As delivered during today's hearing:
Today’s hearing covers a single item, H.R. 8873, the Presidential Election Reform Act. This is the Majority’s proposal to reform the Electoral Count Act, which governs our joint session to count electoral votes for President and Vice President of the United States.
After the attack on the Capitol Building last January, there is bipartisan consensus that reforms to the Electoral Count Act are desirable. Commonsense reforms, like an acknowledgement that the vice president’s role is ministerial in nature, could be the subject of bipartisan agreement.
Unfortunately, today’s bill goes significantly beyond those kinds of consensus reforms that could be the subject of a bipartisan bill. Indeed, today’s bill represents yet another attempt by the Majority to federalize elections at the expense of states, which traditionally have control of their own election administration. Again, and again, and again this Congress, the Majority has been pushing this same sort of solution, whether as part of H.R. 1, the Majority’s wholesale federalization of elections; or H.R. 8, the Majority’s partisan reforms to the Voting Rights Act; or today’s bill.
To make matters worse, there has been no process with this bill and no attempt at regular order. Indeed, the Majority noticed this hearing without text even being available, and we only received text 24 hours ago. The committees of jurisdiction have held no markup on this bill, and no Member of Congress has been able to offer any amendments. Once again, this House is being asked to take or leave a bill written behind closed doors.
Mr. Chairman, given all of the Majority’s righteous and high-minded talk over the last two years about how democracy itself is in peril, don’t you think we would be better served to have operated through regular order, with real, member buy-in, on a topic that is as important to the American people as this one?
If you wanted to actually put forward real, bipartisan reforms to actually protect the democratic process, shouldn’t this bill have gone through regular order? Shouldn’t the committees of jurisdiction have held markups? Shouldn’t all members have had the opportunity to provide input and have their ideas considered? Don’t we owe the American people that?
Instead, we are getting what we have always gotten from this Majority: this is another partisan bill designed to fit a political narrative. Today’s bill will, I suspect, meet the same fate as all of the other closed bills the Majority has put forward this year: going nowhere, and going there fast.
Mr. Chairman, I have said this again and again and again this Congress: at some point, the Majority must decide whether they are here to make political points or if they are here to make law.

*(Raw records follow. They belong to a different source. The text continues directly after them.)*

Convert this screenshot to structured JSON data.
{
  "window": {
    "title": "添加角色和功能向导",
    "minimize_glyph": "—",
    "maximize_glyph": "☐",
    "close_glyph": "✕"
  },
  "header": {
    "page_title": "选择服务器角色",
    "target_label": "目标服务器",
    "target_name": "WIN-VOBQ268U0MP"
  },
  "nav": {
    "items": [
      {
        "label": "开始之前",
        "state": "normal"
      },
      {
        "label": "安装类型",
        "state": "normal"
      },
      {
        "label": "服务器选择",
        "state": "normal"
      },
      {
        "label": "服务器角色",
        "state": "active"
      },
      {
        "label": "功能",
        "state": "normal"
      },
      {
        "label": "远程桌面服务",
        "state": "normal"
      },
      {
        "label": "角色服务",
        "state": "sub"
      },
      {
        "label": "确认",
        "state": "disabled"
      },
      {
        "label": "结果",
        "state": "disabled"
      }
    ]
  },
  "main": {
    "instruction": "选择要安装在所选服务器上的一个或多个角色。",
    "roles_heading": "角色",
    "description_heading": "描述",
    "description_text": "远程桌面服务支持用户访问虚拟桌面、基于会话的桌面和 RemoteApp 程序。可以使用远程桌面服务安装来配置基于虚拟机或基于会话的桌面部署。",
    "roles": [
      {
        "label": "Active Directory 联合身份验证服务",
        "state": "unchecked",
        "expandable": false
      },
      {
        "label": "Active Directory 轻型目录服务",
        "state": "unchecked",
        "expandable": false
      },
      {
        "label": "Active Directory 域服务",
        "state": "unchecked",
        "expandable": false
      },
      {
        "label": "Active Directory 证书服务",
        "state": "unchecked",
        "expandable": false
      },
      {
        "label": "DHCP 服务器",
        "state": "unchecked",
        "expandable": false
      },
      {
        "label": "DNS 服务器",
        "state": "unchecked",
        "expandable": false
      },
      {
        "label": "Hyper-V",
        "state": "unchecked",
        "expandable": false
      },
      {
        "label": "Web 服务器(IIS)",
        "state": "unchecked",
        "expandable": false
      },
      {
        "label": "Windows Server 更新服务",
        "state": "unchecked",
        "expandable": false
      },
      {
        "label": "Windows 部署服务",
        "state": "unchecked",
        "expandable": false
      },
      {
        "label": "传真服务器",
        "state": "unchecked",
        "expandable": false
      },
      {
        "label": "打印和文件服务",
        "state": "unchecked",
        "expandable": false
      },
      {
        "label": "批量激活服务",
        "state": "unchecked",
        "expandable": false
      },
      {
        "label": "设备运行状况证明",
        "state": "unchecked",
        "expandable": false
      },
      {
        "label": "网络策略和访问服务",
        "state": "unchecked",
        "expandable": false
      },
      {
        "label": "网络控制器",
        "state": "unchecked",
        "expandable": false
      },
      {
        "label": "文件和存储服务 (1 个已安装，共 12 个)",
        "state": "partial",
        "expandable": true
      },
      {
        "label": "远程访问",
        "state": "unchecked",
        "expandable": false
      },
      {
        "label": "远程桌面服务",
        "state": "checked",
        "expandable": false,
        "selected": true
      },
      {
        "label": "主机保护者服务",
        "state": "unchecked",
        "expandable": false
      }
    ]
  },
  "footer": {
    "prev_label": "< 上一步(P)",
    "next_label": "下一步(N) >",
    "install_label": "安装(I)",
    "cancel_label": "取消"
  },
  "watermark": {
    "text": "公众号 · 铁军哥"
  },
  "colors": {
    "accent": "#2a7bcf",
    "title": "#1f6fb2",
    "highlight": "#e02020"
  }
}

With today’s bill, they are once again telling the American people what really matters to this Majority: making political points to distract from their failures to govern. And that is a real shame, Mr. Chairman. This is a missed opportunity. It is the American people who will suffer the most from that mindset.